This can be difficult to diagnose as symptoms won’t always be obvious. 

If you suspect a labral tear it is best to speak to a medical professional to get a physical exam or an x-ray to confirm the tear.

A treatment plan will then be suggested by your medical care team. 

6. Bone Fractures 

 If you break your hip this can lead to life-threatening complications, this is usually a result of a fall when running and is most common in older adults. 

Symptoms include severe pain with any motion and the inability to put weight on the affected hip.

The only thing to do to treat a bone fracture is to seek professional health at a hospital as soon as possible to avoid life-threatening outcomes.

7. Osteoarthritis

 The last common cause of hip pain after running is osteoarthritis, this is more common in older athletes who have had years of running impact their hips.

This condition can lead to the cartilage in the hip joint becoming brittle and possibly split or breaking down.

The loss of cartilage leads to irritation and pain in the hip joint.
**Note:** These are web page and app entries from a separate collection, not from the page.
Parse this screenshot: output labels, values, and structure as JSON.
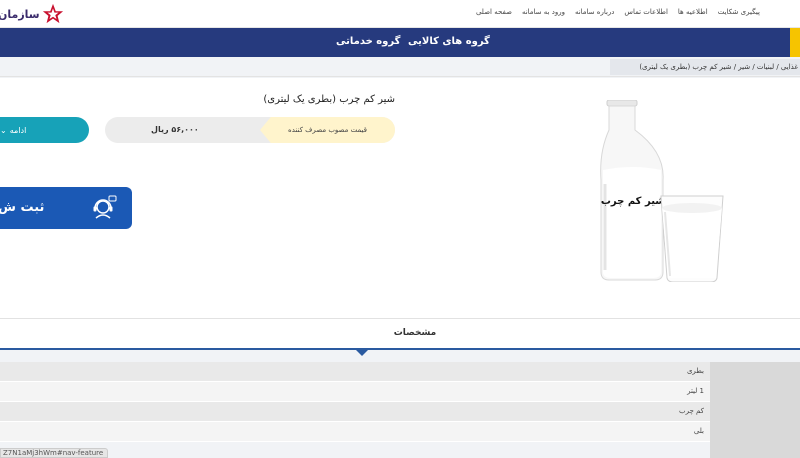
{
  "logo": {
    "text": "سازمان"
  },
  "top_links": [
    "صفحه اصلی",
    "ورود به سامانه",
    "درباره سامانه",
    "اطلاعات تماس",
    "اطلاعیه ها",
    "پیگیری شکایت"
  ],
  "nav": {
    "goods_group": "گروه های کالایی",
    "services_group": "گروه خدماتی"
  },
  "breadcrumb": "غذایی  /  لبنیات  /  شیر  /  شیر کم چرب (بطری یک لیتری)",
  "product": {
    "title": "شیر کم چرب (بطری یک لیتری)",
    "price_label": "قیمت مصوب مصرف کننده",
    "price_value": "۵۶,۰۰۰ ریال",
    "continue_label": "ادامه",
    "register_label": "ثبت ش",
    "bottle_label": "شیر کم چرب"
  },
  "specs": {
    "title": "مشخصات",
    "values": [
      "بطری",
      "1 لیتر",
      "کم چرب",
      "بلی"
    ]
  },
  "status_url": "Z7N1aMj3hWm#nav-feature",
  "colors": {
    "nav": "#263a7e",
    "accent": "#17a2b8",
    "register": "#1b59b5",
    "price_label_bg": "#fff4cc"
  }
}
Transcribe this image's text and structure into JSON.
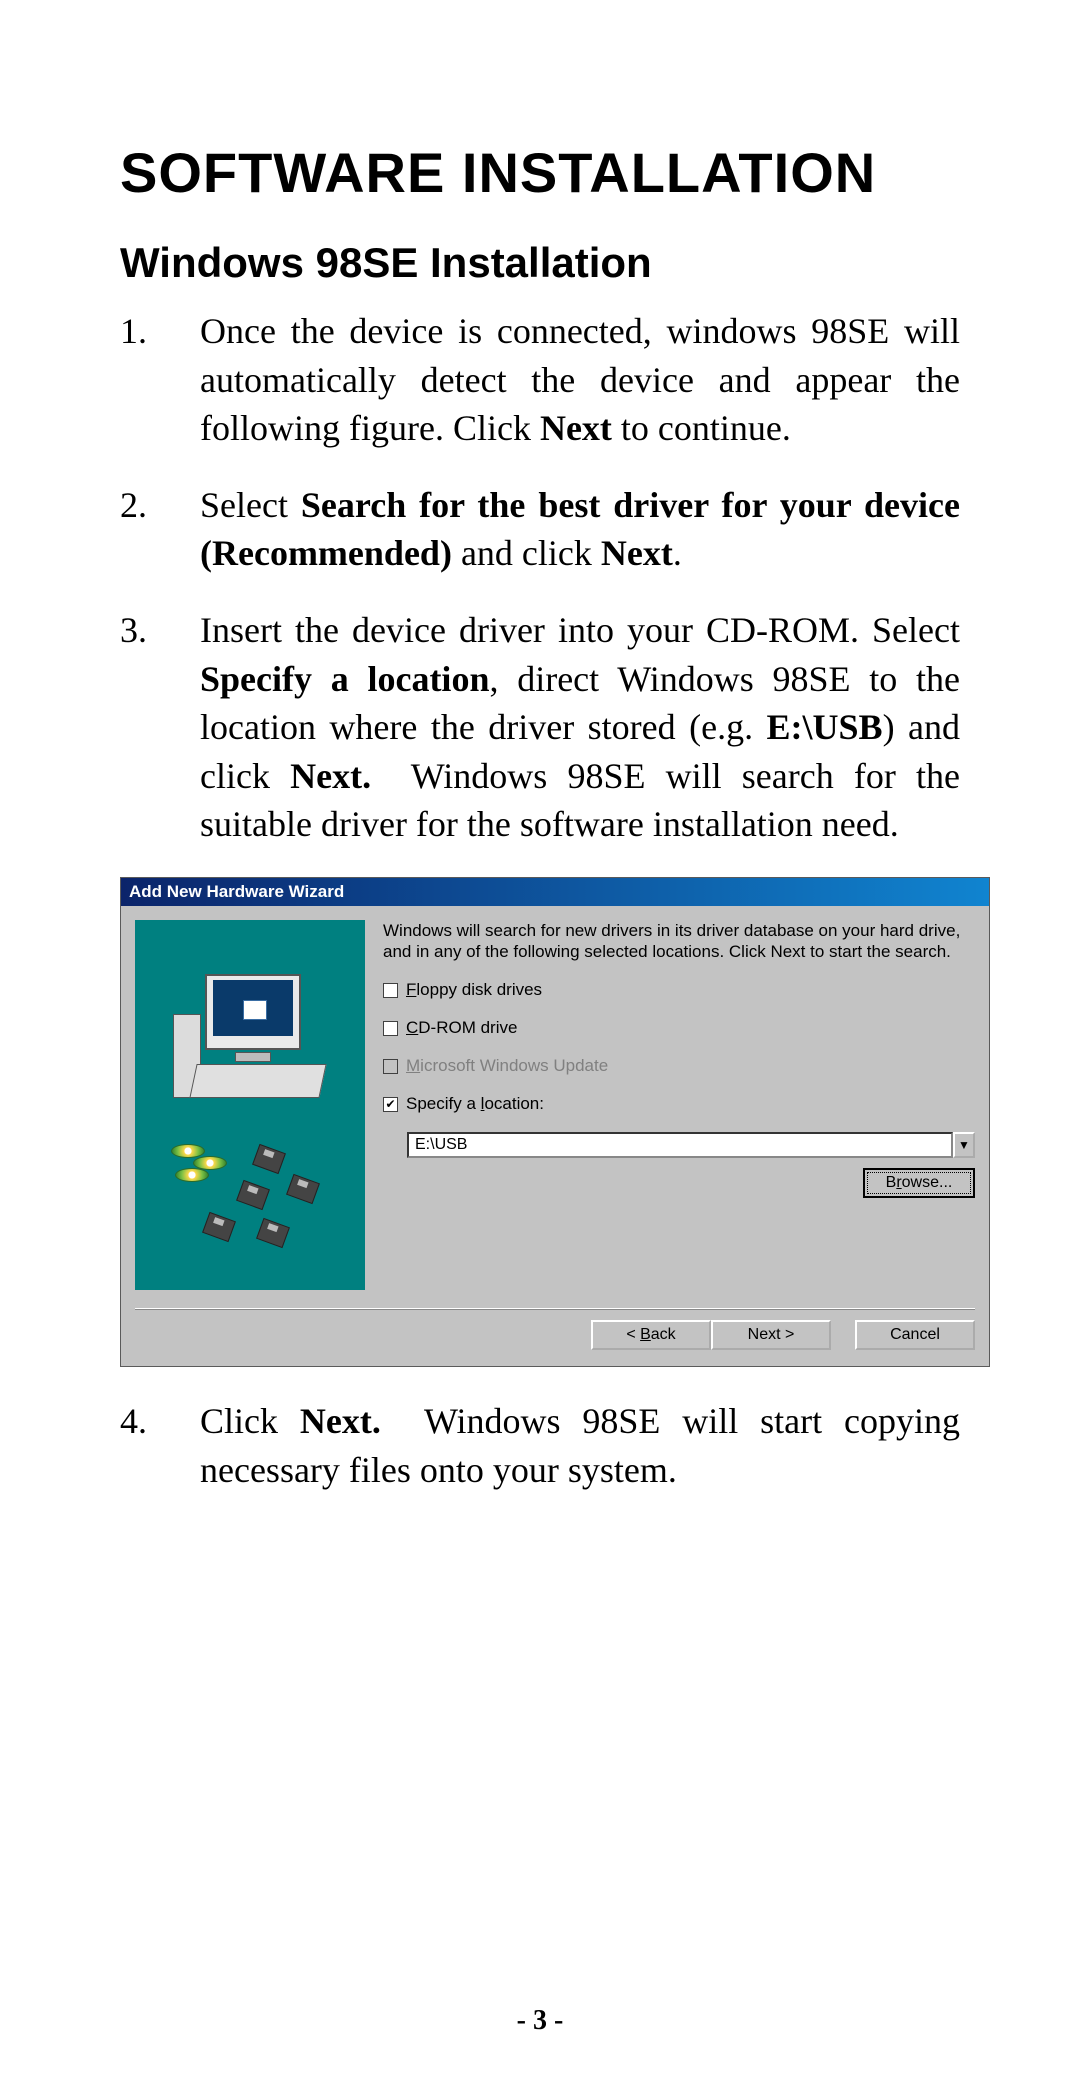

It is best to speak with a medical professional as soon as you notice symptoms of osteoarthritis to get advice on how best to treat the condition. 


Why Do My Hips Hurt After Running?

If you find that you are frequently experiencing hip pain after running it is advised that you take a break to allow your body to recover and recuperate.

When you begin to feel better you can start reintroducing activity again by going for walks, then light jogs, and eventually short runs to give your hip time to readapt to the force of running.

To aid the healing process the best thing you can do for your body is eat a healthy diet that includes plenty of foods high in calcium and vitamin D, such as salmon, and fortified foods like milk or cereal.

Epsom salt baths and magnesium cream are also a fantastic way of relaxing your muscles around the hip and this again will aid with the healing process. 


The best way of preventing hip pains, or any injuries, is to listen to your body.

If you feel any feelings of discomfort you should address this immediately before causing an injury. 

Other methods include:

  • Stretching before running to ensure the muscles are ready for activity. Stretching afterward is also very beneficial as a way to cool down the muscles. 
  • Invest in a good pair of running shoes to support your body as you move, and ensure they are shock absorbing. 
  • Get a running coach to check your stride is not the cause of your pain

Final Thoughts 

The most important thing you can do if you are suffering from hip pain after running is to rest. 

If you are still suffering from pain after running we advise you seek help from a sports medicine or an orthopedic doctor.

They can give a diagnosis and create a suitable treatment plan.

If your hip pain also triggers severe pain, swelling, or any other possible signs of infection, seek medical attention immediately.

Richard Harris